, margaret warner spoke with vice president biden. they met in a building north of baghdad that used to be saddam hussein' hunting lodge. >> mr. vice president, thank you for having us. >> happy to be with you, margaret. i really am. >> reporter: last night president obama said we have met our responsibility in iraq. we've been here a while. a lot of iraqis say to you, "you haven't. you came to our country, dictatorship, but at least we had services and we had security. now we don't have either." what do you say to them? i mean have we met our responsibility? >> the vast majority of iraqis i speak to acknowledge there is a great deal more security than there ever has been since the beginning of the war, number one. number two, the president said we have met our combat responsibilities, he means by that we have trained up 650,000 iraqi forces, and i might add, crack special forces, who really can do the job. but the president also pointed out that this is just the beginning of our engagement with iraq. we are ramping up our diplomatic and civilian engagement. we want to participate in helpi
PBS
Sep 14, 2010 5:30pm PDT
one once jailed in teheran, about today's release and what it tells us about the regime. >> brown: then margaret warner interviews former british prime minister and united nations envoy tony blair about the newest round of middle east peace talks. >> i find it hard to see if these two political leader s in this context with an american administration pushing for a deal, if we can't get one, i don't know where we go from there. >> ifill: fred de sam lazaro has the story of a jewish entrepreneur working with palestinians and israelis for both peace and profit. >> brown: susan dentzer of "health affairs" and karen tumulty of the "washington post" sort through the latest give- and-take on health care politics. >> ifill: and we sit down with writer and cartoonist austin kleon for a dose of poetry inspired by newspaper prose. >> what i found out is that i need to treat the newspaper as a blank canvas in order to really come up with a good poem. >> brown: that's all ahead on tonight's newshour. major funding for the pbs newshour has been provided by: and with the ongoing support of these
PBS
Aug 31, 2010 5:30pm PDT
. john, tell us what sort of differences do you think these changes are going to actually make. >> there is a range of measures, actually, in these new regulations, which are intended to prevent cases of child abuse occurring. it is difficult to see how effective they are going to be. obviously the intention is good. theaspect thais going to be grabbing headlines in germany in tomorrow's this papers will be the fact that the german newspapers have committed themselves in all 27 diocese to contact the police to report cases of child abuse to the police as soon as there is a reasonable suspicion that child abuse has taken place, with the sole exception, they say, and this should be a rare exception -- if the victim himself or herself insists upon the police not being informed. that is very unusual, particarlyinceany people do not realize there is no legal obligation whatsoever for anyone to report a case of sexual abuse. this is a particular restraint the church is voluntarily placing on itself. >> i have spoken myself to a lot of child sex abuse victims, especially in the church, and woul

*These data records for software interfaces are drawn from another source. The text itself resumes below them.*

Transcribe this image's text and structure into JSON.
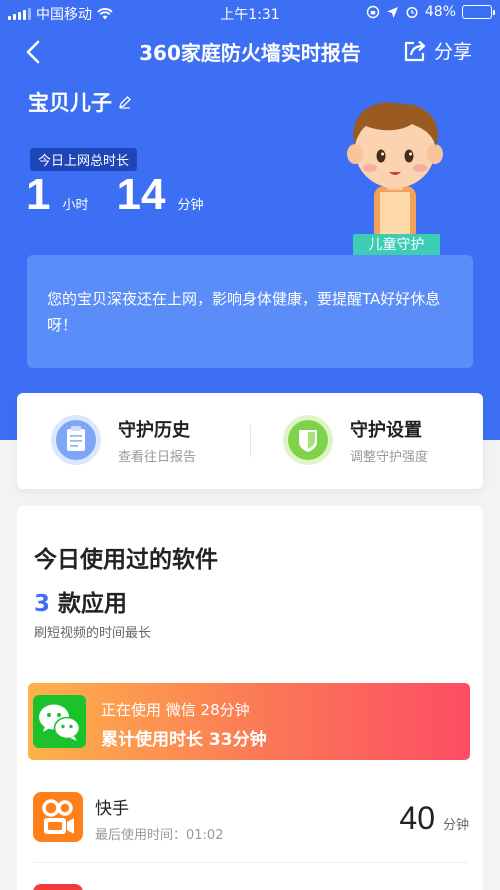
{
  "status_bar": {
    "carrier": "中国移动",
    "time": "上午1:31",
    "battery_pct": "48%",
    "battery_level": 0.48
  },
  "nav": {
    "title": "360家庭防火墙实时报告",
    "share_label": "分享"
  },
  "child": {
    "name": "宝贝儿子"
  },
  "usage": {
    "label": "今日上网总时长",
    "hours": "1",
    "hours_unit": "小时",
    "minutes": "14",
    "minutes_unit": "分钟"
  },
  "mascot_badge": "儿童守护",
  "alert_text": "您的宝贝深夜还在上网，影响身体健康，要提醒TA好好休息呀！",
  "guard": {
    "history_title": "守护历史",
    "history_sub": "查看往日报告",
    "settings_title": "守护设置",
    "settings_sub": "调整守护强度"
  },
  "apps": {
    "title": "今日使用过的软件",
    "count": "3",
    "count_suffix": "款应用",
    "subtitle": "刷短视频的时间最长",
    "current": {
      "line1": "正在使用  微信  28分钟",
      "line2": "累计使用时长  33分钟"
    },
    "list": [
      {
        "name": "快手",
        "last_used": "最后使用时间：01:02",
        "duration": "40",
        "unit": "分钟"
      }
    ]
  },
  "colors": {
    "brand_blue": "#3d6ff4",
    "wechat_green": "#1cc22c",
    "kuaishou_orange": "#ff7f1b"
  }
}
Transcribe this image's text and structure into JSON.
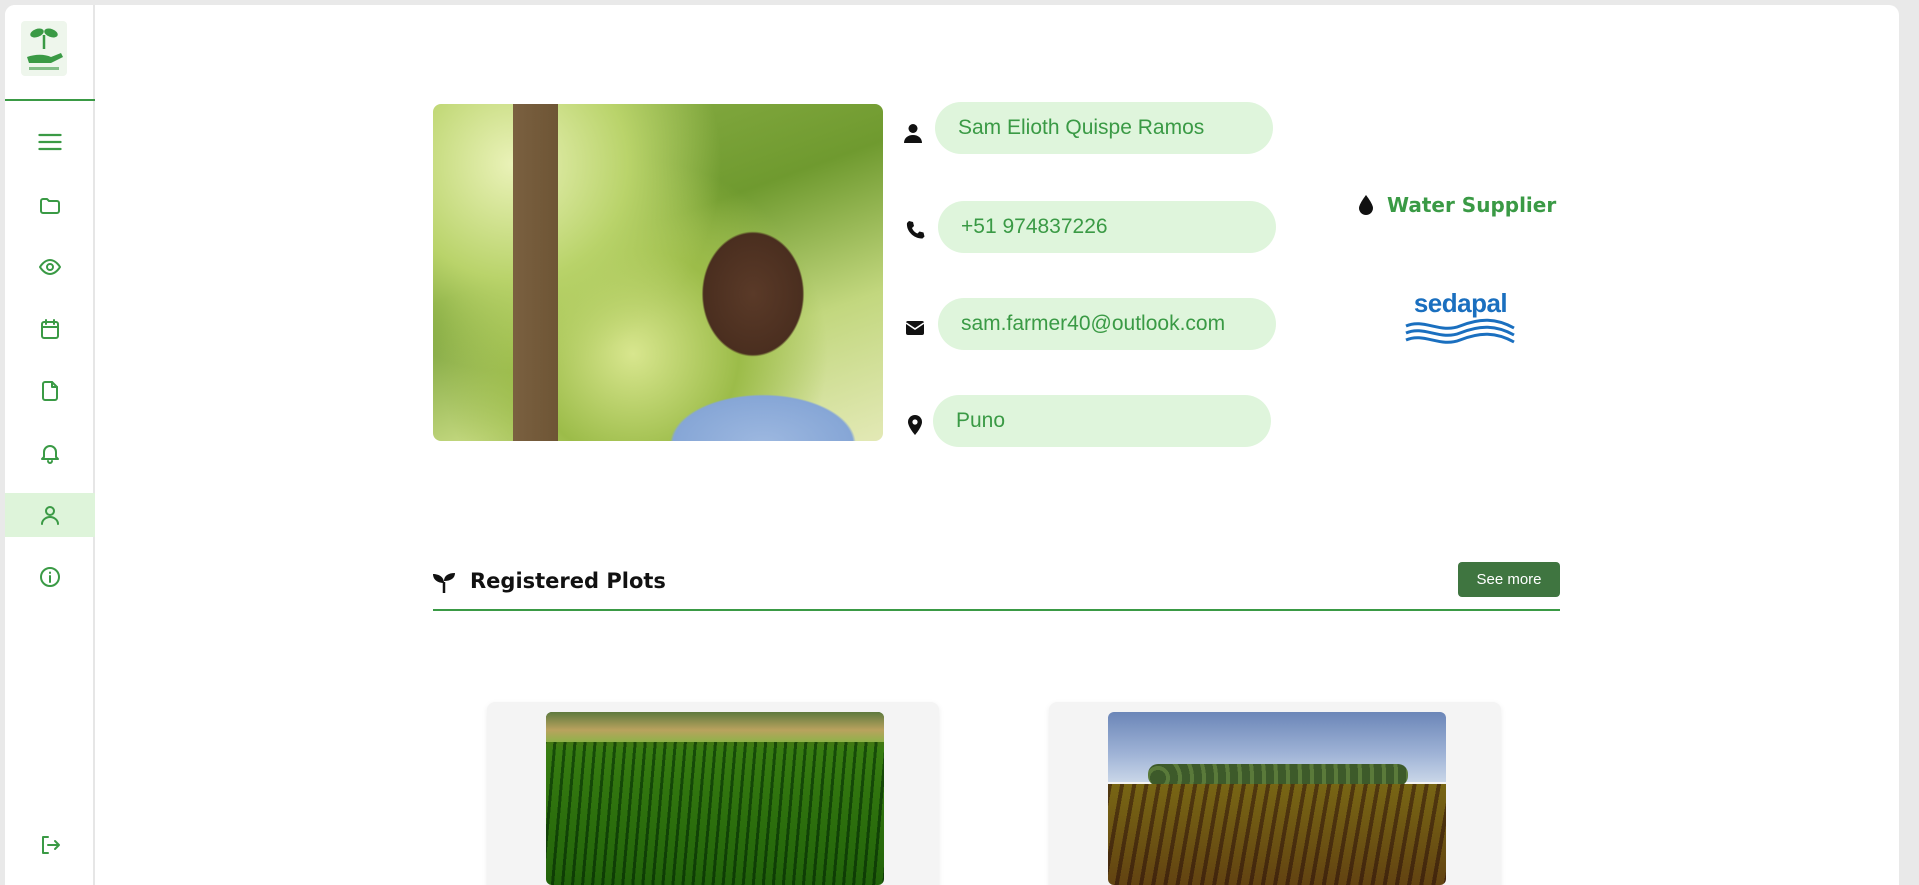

Search Results 0 to 36 of about 37 (some duplicates have been removed)